What is needed: Make a verbatim copy of the entries below; pictures stay out.

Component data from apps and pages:
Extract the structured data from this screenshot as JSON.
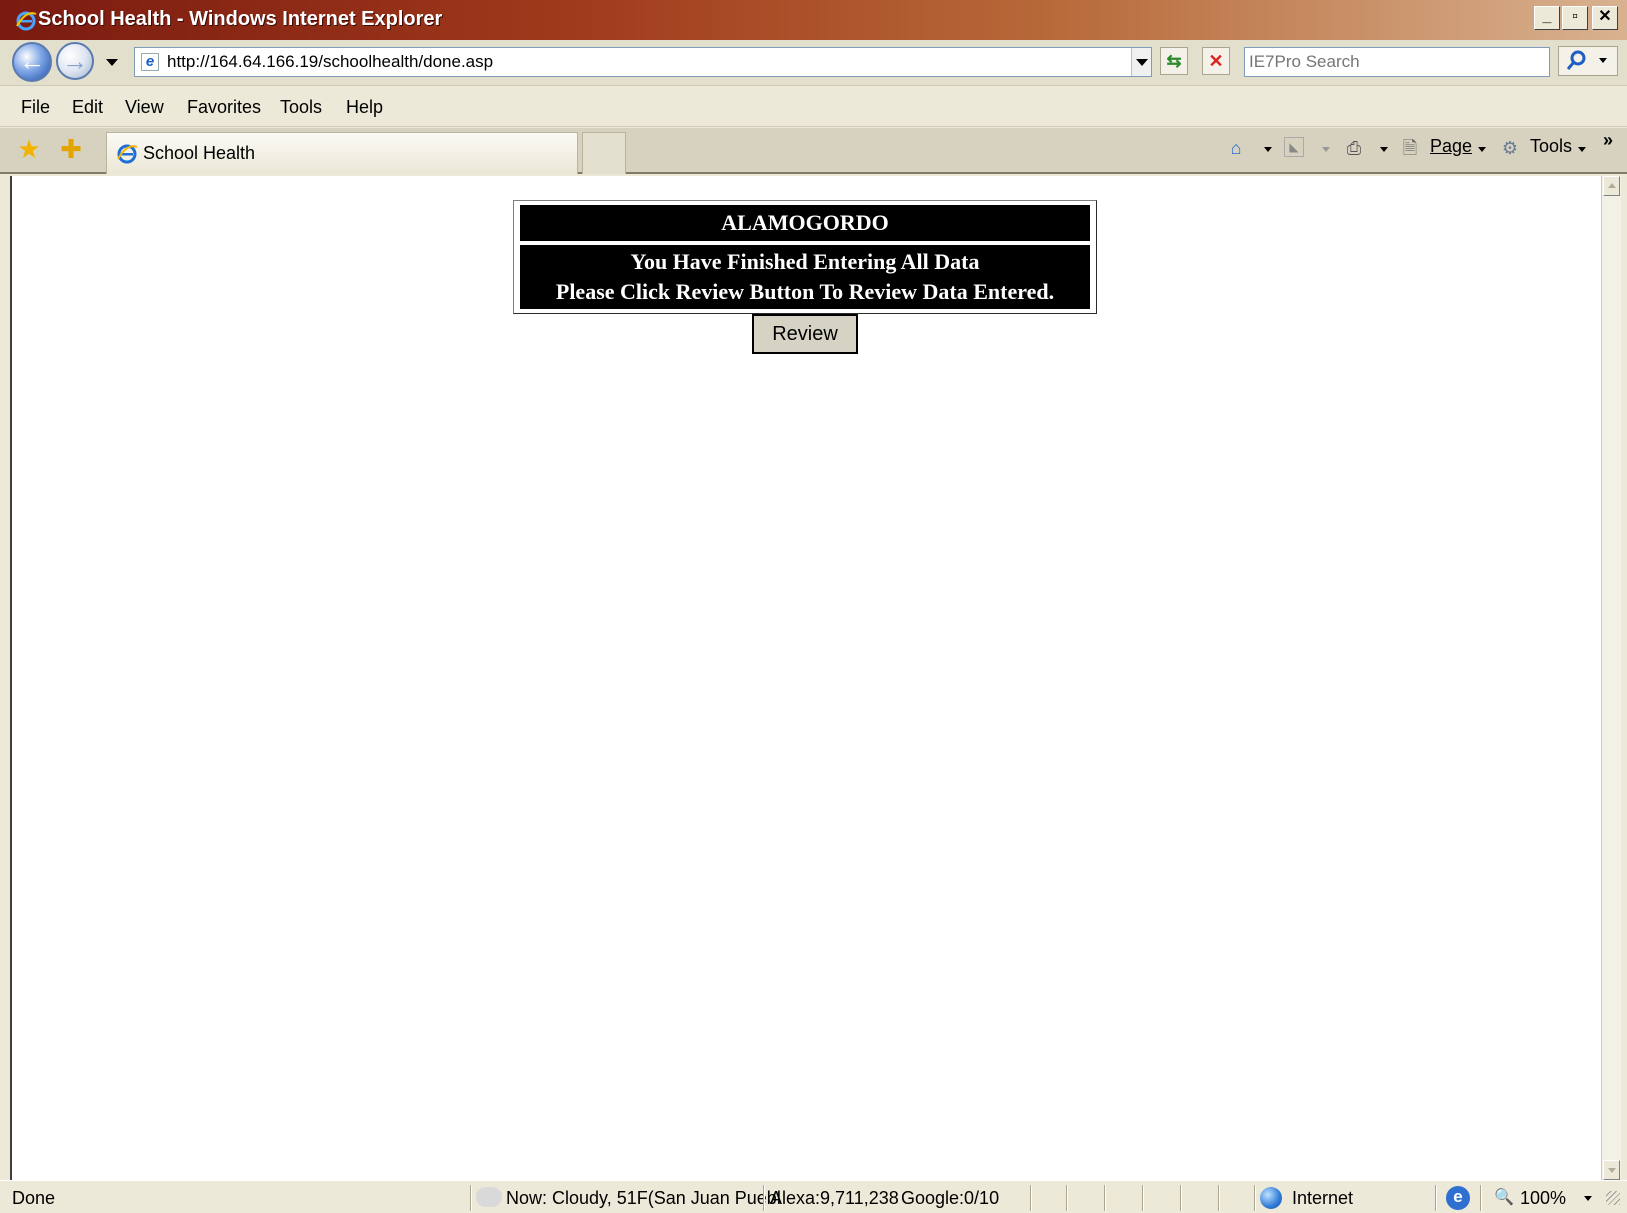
{
  "window": {
    "title": "School Health - Windows Internet Explorer"
  },
  "address": {
    "url": "http://164.64.166.19/schoolhealth/done.asp",
    "search_placeholder": "IE7Pro Search"
  },
  "menu": [
    {
      "label": "File",
      "mnemonic": "F"
    },
    {
      "label": "Edit",
      "mnemonic": "E"
    },
    {
      "label": "View",
      "mnemonic": "V"
    },
    {
      "label": "Favorites",
      "mnemonic": "a"
    },
    {
      "label": "Tools",
      "mnemonic": "T"
    },
    {
      "label": "Help",
      "mnemonic": "H"
    }
  ],
  "tab": {
    "label": "School Health"
  },
  "commandbar": {
    "page_label": "Page",
    "tools_label": "Tools"
  },
  "page": {
    "header": "ALAMOGORDO",
    "message_line1": "You Have Finished Entering All Data",
    "message_line2": "Please Click Review Button To Review Data Entered.",
    "review_button": "Review"
  },
  "status": {
    "text": "Done",
    "weather": "Now: Cloudy, 51F(San Juan Puebl",
    "alexa": "Alexa:9,711,238",
    "google": "Google:0/10",
    "zone": "Internet",
    "zoom": "100%"
  },
  "colors": {
    "title_bar": "#7a1a10",
    "panel_bg": "#000000",
    "panel_text": "#ffffff",
    "page_bg": "#ffffff",
    "chrome_bg": "#ece9d8"
  },
  "icons": [
    "ie-logo-icon",
    "back-icon",
    "forward-icon",
    "refresh-icon",
    "stop-icon",
    "search-icon",
    "favorites-star-icon",
    "add-favorite-icon",
    "home-icon",
    "feeds-icon",
    "print-icon",
    "page-icon",
    "tools-gear-icon",
    "globe-icon",
    "zoom-icon"
  ]
}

Your solution:
Extract the structured data from this screenshot as JSON.
{
  "window": {
    "title": "School Health - Windows Internet Explorer"
  },
  "address": {
    "url": "http://164.64.166.19/schoolhealth/done.asp",
    "search_placeholder": "IE7Pro Search"
  },
  "menu": [
    {
      "label": "File",
      "mnemonic": "F"
    },
    {
      "label": "Edit",
      "mnemonic": "E"
    },
    {
      "label": "View",
      "mnemonic": "V"
    },
    {
      "label": "Favorites",
      "mnemonic": "a"
    },
    {
      "label": "Tools",
      "mnemonic": "T"
    },
    {
      "label": "Help",
      "mnemonic": "H"
    }
  ],
  "tab": {
    "label": "School Health"
  },
  "commandbar": {
    "page_label": "Page",
    "tools_label": "Tools"
  },
  "page": {
    "header": "ALAMOGORDO",
    "message_line1": "You Have Finished Entering All Data",
    "message_line2": "Please Click Review Button To Review Data Entered.",
    "review_button": "Review"
  },
  "status": {
    "text": "Done",
    "weather": "Now: Cloudy, 51F(San Juan Puebl",
    "alexa": "Alexa:9,711,238",
    "google": "Google:0/10",
    "zone": "Internet",
    "zoom": "100%"
  },
  "colors": {
    "title_bar": "#7a1a10",
    "panel_bg": "#000000",
    "panel_text": "#ffffff",
    "page_bg": "#ffffff",
    "chrome_bg": "#ece9d8"
  },
  "icons": [
    "ie-logo-icon",
    "back-icon",
    "forward-icon",
    "refresh-icon",
    "stop-icon",
    "search-icon",
    "favorites-star-icon",
    "add-favorite-icon",
    "home-icon",
    "feeds-icon",
    "print-icon",
    "page-icon",
    "tools-gear-icon",
    "globe-icon",
    "zoom-icon"
  ]
}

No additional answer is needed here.